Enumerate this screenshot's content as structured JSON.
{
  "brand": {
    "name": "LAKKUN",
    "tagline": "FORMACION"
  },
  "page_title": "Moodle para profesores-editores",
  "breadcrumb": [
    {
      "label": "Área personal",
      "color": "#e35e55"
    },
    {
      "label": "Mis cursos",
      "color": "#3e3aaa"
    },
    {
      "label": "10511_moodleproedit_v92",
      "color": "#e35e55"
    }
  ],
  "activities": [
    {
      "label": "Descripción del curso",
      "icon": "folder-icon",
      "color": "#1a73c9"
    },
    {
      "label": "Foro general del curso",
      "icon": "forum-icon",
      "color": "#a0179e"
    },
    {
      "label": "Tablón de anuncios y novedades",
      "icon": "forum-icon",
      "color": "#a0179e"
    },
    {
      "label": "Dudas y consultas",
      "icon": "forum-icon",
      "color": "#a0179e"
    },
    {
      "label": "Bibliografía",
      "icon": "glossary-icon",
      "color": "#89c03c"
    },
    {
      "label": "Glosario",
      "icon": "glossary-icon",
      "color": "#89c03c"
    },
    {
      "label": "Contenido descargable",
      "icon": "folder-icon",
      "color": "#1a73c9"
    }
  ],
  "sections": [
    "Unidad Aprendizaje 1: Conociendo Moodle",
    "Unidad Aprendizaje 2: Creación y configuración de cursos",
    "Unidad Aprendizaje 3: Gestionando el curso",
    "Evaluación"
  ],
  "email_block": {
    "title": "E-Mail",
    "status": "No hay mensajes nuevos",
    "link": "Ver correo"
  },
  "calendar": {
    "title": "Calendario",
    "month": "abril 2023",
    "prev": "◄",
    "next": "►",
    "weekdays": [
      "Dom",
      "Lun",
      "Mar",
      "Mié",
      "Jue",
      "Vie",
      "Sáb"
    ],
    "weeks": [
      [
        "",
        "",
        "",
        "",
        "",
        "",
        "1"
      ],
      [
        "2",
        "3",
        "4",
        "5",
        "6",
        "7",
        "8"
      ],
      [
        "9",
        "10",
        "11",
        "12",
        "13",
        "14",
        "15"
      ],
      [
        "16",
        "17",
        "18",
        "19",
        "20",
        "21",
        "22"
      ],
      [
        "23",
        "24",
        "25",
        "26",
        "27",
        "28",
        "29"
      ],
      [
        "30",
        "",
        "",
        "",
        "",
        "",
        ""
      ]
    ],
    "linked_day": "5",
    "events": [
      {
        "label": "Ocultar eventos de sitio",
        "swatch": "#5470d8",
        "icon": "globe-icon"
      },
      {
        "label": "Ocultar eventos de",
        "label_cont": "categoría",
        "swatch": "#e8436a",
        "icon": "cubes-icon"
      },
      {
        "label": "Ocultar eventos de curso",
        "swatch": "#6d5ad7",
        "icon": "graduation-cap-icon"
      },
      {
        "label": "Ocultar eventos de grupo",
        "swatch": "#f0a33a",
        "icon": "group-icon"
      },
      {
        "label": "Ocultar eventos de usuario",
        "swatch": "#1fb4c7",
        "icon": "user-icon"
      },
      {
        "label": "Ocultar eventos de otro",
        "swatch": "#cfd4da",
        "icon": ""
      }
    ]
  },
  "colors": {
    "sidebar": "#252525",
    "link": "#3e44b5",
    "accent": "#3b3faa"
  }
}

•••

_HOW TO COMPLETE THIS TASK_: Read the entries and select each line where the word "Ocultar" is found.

_RESPONSE AREA_:
        "label": "Ocultar eventos de sitio",
        "label": "Ocultar eventos de",
        "label": "Ocultar eventos de curso",
        "label": "Ocultar eventos de grupo",
        "label": "Ocultar eventos de usuario",
        "label": "Ocultar eventos de otro",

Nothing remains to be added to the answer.